Anyway, Professor Knox had a great advantage over Professor Hoover. Ms Mlinko asks why any professor would assign a class a textbook like Postmodern American Poetry. Her answer: “Either because you and your friends are in it, or because it’s hip and so are you.” All of Professor Knox’s authors had been safely dead for many centuries before he assembled his book, freeing him from any temptation to give preferential treatment to authors who are in a position to place orders for large numbers of books.

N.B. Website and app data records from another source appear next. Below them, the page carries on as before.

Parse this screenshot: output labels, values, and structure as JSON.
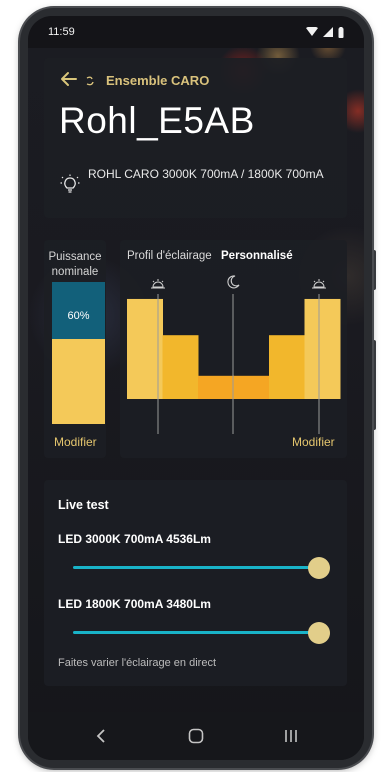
{
  "status_bar": {
    "time": "11:59"
  },
  "header": {
    "ensemble_label": "Ensemble CARO",
    "device_name": "Rohl_E5AB",
    "description": "ROHL CARO  3000K 700mA / 1800K 700mA"
  },
  "power": {
    "label": "Puissance nominale",
    "value_label": "60%",
    "fraction": 0.6,
    "modify_label": "Modifier"
  },
  "profile": {
    "label": "Profil d'éclairage",
    "mode": "Personnalisé",
    "modify_label": "Modifier",
    "segments": [
      {
        "level": 0.69,
        "color": "#f4c959"
      },
      {
        "level": 0.44,
        "color": "#f2b72c"
      },
      {
        "level": 0.16,
        "color": "#f5a623"
      },
      {
        "level": 0.16,
        "color": "#f5a623"
      },
      {
        "level": 0.44,
        "color": "#f2b72c"
      },
      {
        "level": 0.69,
        "color": "#f4c959"
      }
    ]
  },
  "live_test": {
    "title": "Live test",
    "leds": [
      {
        "label": "LED 3000K 700mA 4536Lm",
        "value": 1.0
      },
      {
        "label": "LED 1800K 700mA 3480Lm",
        "value": 1.0
      }
    ],
    "hint": "Faites varier l'éclairage en direct"
  },
  "colors": {
    "accent_gold": "#e5c66e",
    "slider_cyan": "#19b3c8",
    "power_teal": "#12607a"
  },
  "icons": {
    "back": "arrow-left-icon",
    "bulb": "lightbulb-icon",
    "sunrise": "sunrise-icon",
    "moon": "moon-icon",
    "sunset": "sunset-icon"
  }
}
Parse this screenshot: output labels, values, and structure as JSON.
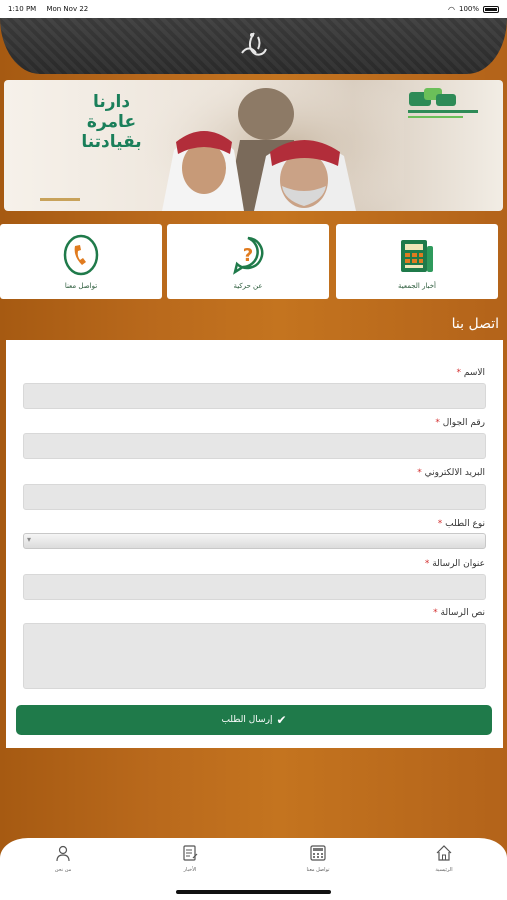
{
  "status_bar": {
    "time": "1:10 PM",
    "date": "Mon Nov 22",
    "battery": "100%"
  },
  "banner": {
    "slogan_line1": "دارنا",
    "slogan_line2": "عامرة",
    "slogan_line3": "بقيادتنا",
    "accent_color": "#1a7f5a"
  },
  "tiles": [
    {
      "label": "تواصل معنا",
      "icon": "phone-icon"
    },
    {
      "label": "عن حركية",
      "icon": "question-icon"
    },
    {
      "label": "أخبار الجمعية",
      "icon": "newspaper-icon"
    }
  ],
  "page_title": "اتصل بنا",
  "form": {
    "name_label": "الاسم",
    "mobile_label": "رقم الجوال",
    "email_label": "البريد الالكتروني",
    "request_type_label": "نوع الطلب",
    "subject_label": "عنوان الرسالة",
    "message_label": "نص الرسالة",
    "required_mark": "*",
    "submit_label": "إرسال الطلب",
    "submit_color": "#1f7a4a"
  },
  "bottom_nav": {
    "home": "الرئيسية",
    "contact": "تواصل معنا",
    "news": "الأخبار",
    "about": "من نحن"
  }
}
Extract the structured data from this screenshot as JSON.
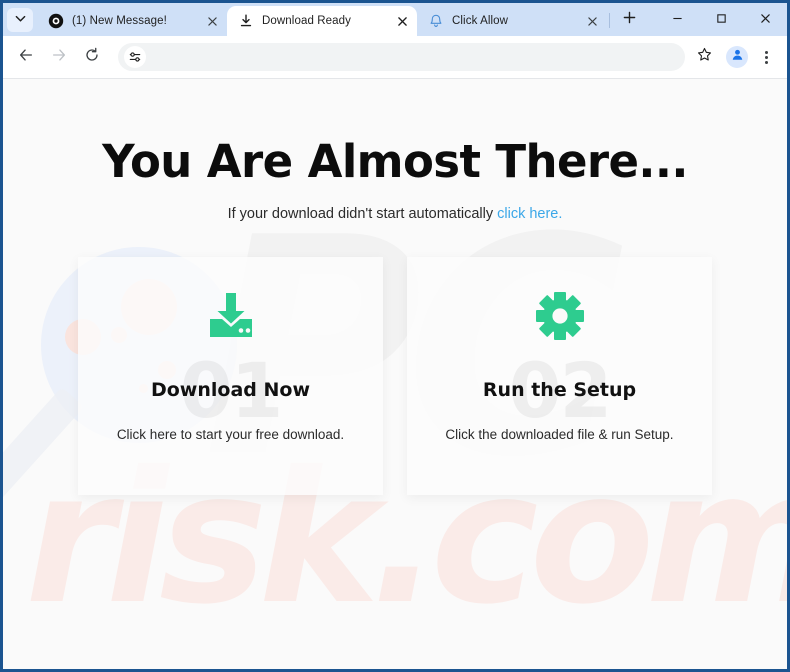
{
  "browser": {
    "tab_search_icon": "chevron-down-icon",
    "tabs": [
      {
        "title": "(1) New Message!",
        "favicon": "black-circle-icon",
        "active": false,
        "close_label": "×"
      },
      {
        "title": "Download Ready",
        "favicon": "download-icon",
        "active": true,
        "close_label": "×"
      },
      {
        "title": "Click Allow",
        "favicon": "bell-icon",
        "active": false,
        "close_label": "×"
      }
    ],
    "new_tab_label": "+",
    "window_controls": {
      "minimize": "–",
      "maximize": "□",
      "close": "×"
    },
    "toolbar": {
      "back_icon": "arrow-left-icon",
      "forward_icon": "arrow-right-icon",
      "reload_icon": "reload-icon",
      "omnibox_icon": "tune-icon",
      "omnibox_value": "",
      "omnibox_placeholder": "",
      "bookmark_icon": "star-icon",
      "profile_icon": "account-avatar-icon",
      "menu_icon": "three-dot-menu-icon"
    }
  },
  "page": {
    "headline": "You Are Almost There...",
    "subline_text": "If your download didn't start automatically ",
    "subline_link": "click here.",
    "watermarks": {
      "brand_primary": "PC",
      "brand_secondary": "risk.com"
    },
    "cards": [
      {
        "number": "01",
        "icon": "download-tray-icon",
        "title": "Download Now",
        "description": "Click here to start your free download."
      },
      {
        "number": "02",
        "icon": "gear-icon",
        "title": "Run the Setup",
        "description": "Click the downloaded file & run Setup."
      }
    ]
  },
  "colors": {
    "accent_green": "#2ecc8f",
    "link_blue": "#3ba7e8",
    "tabstrip_blue": "#cfe0f7",
    "window_border": "#1b5490",
    "watermark_pink": "#ffb9a6"
  }
}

*Ms Mlinko’s description of George Calvin Waldrep as a poet who is “affiliated with the Old Order River Brethren, a conservative Anabaptist group related to the Amish” and who deserves our pity for his placement in this book may lead one to imagine a latter-day Whittier, who contrasted his rustic Quakerism with a bewildering urban sophistication, but that isn’t quite what Mr Waldrep is like. Here’s a set of five poems of his that appeared in Typo in 2004. I think they make it clear that he was aiming for just the spot in which Professor Hoover has placed him. On the other hand, his sequence “The Batteries” (published as a chapbook in 2006, then built into his 2007 book Disclamor and reviewed here) is sensational, and lives up to the programmatic statement “an attempt to think about the present historically in an age that has forgotten how to think historically in the first place.”